Farmers Wait Weeks For John Deere Parts As Strikes Paralyze Midwest Factories
Multiple John Deere dealerships report part delays for tractors and heavy equipment amid an ongoing strike of more than 10,000 members of the United Auto Workers union at 12 of Deere’s Midwest factories and facilities, according to Bloomberg.
Dealerships note that customers face weeks-long delays for tractor and equipment parts that would typically take several days to fulfill. These parts and components are crucial for farmers to keep combine harvesters and other farm equipment humming during harvest season to stay ahead of the wintry season.
Deere’s situation worsened this week when 90% of union workers rejected its offer that would have ended the walkout, which began in mid-October.
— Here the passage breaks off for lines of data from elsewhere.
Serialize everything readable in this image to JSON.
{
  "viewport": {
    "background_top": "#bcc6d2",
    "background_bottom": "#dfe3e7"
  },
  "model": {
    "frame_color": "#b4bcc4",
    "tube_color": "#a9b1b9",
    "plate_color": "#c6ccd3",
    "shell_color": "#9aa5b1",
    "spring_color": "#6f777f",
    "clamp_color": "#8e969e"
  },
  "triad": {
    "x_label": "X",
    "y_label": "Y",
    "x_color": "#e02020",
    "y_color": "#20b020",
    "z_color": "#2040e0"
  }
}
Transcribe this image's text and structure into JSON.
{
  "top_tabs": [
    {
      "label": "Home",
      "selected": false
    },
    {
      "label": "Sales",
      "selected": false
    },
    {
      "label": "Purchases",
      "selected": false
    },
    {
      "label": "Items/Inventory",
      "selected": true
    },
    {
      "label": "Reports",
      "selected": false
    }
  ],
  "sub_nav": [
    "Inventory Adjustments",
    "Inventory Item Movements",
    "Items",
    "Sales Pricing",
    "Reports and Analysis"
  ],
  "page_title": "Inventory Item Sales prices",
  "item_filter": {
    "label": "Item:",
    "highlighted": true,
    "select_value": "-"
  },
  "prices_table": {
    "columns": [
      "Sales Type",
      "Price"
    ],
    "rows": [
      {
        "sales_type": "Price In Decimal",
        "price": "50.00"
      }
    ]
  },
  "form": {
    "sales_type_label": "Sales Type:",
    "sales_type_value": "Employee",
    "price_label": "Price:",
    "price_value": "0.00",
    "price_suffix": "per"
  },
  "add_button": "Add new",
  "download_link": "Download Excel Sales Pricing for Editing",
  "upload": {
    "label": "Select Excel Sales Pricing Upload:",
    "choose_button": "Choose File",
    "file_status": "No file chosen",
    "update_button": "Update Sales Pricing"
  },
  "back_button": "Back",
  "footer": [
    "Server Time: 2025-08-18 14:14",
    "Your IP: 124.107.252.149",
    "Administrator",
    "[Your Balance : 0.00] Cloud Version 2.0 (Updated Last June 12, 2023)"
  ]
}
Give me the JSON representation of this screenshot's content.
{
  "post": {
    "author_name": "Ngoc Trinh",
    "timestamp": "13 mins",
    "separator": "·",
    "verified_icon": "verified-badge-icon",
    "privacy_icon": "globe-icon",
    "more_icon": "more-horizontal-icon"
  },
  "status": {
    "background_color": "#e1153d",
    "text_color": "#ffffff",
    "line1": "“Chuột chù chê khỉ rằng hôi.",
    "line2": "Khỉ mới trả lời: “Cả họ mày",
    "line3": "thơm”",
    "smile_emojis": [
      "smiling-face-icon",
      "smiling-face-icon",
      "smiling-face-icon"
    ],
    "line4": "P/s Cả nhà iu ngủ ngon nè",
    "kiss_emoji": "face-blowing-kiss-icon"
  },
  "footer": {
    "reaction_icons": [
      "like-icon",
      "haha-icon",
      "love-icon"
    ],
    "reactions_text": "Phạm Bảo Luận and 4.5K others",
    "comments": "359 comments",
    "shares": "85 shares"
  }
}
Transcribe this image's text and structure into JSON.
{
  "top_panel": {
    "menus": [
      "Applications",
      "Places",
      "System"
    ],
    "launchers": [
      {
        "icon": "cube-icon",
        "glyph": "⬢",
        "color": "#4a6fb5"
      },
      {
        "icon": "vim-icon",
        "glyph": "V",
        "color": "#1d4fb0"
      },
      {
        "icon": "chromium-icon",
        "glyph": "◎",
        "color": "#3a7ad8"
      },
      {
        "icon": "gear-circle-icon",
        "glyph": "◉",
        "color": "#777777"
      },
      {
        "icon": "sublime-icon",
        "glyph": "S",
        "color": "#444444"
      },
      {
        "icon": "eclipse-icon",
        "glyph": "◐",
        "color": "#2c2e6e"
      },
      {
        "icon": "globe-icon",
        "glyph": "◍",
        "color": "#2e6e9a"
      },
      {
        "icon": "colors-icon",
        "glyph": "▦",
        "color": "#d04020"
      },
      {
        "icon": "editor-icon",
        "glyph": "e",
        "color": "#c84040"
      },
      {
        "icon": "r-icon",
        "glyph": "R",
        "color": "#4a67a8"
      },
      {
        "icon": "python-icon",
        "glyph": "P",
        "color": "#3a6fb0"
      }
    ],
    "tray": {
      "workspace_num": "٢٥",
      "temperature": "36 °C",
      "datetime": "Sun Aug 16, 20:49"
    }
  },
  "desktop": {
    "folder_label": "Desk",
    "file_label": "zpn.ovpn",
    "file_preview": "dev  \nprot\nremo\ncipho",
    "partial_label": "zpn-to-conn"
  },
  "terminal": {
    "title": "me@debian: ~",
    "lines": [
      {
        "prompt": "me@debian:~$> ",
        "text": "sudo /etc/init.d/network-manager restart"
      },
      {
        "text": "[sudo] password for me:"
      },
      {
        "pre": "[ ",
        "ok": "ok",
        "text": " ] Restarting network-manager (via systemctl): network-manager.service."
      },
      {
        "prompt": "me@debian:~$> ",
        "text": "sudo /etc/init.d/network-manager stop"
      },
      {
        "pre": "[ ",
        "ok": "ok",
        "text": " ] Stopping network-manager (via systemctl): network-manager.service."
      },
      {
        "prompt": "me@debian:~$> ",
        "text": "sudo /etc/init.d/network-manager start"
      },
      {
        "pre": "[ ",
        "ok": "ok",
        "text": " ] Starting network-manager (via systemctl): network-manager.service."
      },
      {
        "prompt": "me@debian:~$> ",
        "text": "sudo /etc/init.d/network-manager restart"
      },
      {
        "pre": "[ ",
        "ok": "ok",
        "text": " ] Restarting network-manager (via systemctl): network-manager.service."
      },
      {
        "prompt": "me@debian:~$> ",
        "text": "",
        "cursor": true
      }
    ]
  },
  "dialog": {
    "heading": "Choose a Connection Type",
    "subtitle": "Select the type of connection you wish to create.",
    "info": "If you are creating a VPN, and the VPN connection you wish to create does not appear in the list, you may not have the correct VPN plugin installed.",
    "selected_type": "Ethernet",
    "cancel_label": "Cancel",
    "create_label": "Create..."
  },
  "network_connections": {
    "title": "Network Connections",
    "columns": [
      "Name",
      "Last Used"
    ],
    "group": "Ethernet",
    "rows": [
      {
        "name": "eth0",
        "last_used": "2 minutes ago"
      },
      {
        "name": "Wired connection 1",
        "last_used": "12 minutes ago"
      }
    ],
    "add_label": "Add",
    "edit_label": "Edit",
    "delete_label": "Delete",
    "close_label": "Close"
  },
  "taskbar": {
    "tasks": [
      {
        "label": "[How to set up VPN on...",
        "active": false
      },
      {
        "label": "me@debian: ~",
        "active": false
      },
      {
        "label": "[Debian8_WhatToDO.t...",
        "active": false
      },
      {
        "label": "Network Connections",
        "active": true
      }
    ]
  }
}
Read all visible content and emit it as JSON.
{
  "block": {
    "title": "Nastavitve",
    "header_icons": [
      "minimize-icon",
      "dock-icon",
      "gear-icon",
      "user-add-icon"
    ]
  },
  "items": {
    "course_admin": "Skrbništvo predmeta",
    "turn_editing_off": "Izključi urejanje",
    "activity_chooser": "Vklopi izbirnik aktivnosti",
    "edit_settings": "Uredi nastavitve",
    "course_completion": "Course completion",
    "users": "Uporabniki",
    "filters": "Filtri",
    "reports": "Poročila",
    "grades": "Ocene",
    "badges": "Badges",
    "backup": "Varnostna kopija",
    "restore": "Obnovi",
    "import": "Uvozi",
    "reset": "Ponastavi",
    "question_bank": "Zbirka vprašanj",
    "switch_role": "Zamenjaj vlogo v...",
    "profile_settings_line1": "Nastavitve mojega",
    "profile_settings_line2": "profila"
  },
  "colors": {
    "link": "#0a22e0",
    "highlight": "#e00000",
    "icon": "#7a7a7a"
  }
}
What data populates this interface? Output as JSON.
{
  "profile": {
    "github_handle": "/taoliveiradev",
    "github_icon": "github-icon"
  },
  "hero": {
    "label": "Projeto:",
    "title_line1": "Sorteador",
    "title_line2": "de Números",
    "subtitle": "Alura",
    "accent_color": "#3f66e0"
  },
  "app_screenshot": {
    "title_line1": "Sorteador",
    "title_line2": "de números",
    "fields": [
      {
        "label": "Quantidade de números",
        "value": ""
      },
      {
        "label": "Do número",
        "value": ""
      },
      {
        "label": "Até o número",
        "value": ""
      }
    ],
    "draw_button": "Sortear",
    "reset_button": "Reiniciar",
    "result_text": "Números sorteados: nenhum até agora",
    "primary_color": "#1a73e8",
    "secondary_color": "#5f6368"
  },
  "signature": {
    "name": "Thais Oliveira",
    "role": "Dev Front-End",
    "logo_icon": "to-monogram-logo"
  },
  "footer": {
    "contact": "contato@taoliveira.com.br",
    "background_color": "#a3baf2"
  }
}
Workers are encouraged to seek higher pay because of Deere’s strong earnings.
“It seems general membership feels emboldened by this current political moment of labor power. They’re pushing things further than the union leadership apparently wants to go,” Victor Chen, a sociologist at Virginia Commonwealth University who studies labor, told CBS News. “It’s a gamble, but the economic wind is against their backs, given widespread supply chain problems and the current worker shortage.”
Jon Fisher, a wholesaler of tractors and other machinery in Columbia, South Carolina, said supply chain issues already complicated the picture for procuring parts. Now strikes are a “doubly whammy” where parts are more expensive and harder to find. He said what used to take days now takes three or more weeks.
According to CNN Business, the strike has forced the tractor company to explore whether it can source parts from its 59 foreign factories to satisfy domestic demand while striking continues with no end in sight.
Deere has considered using replacement workers or strikebreakers, a ploy by companies to counteract strikes, but there are few workers in the labor market.
Importing parts from its overseas factories could be the company’s short-term solution to mitigate the disruptions that have forced some farmers to resort to the second-hand market for parts.
The part disruption is problematic for farmers racing to finish corn and soybean harvesting ahead of the winter season. Part delays could begin to prevent fall fieldwork in preparation for spring plantings.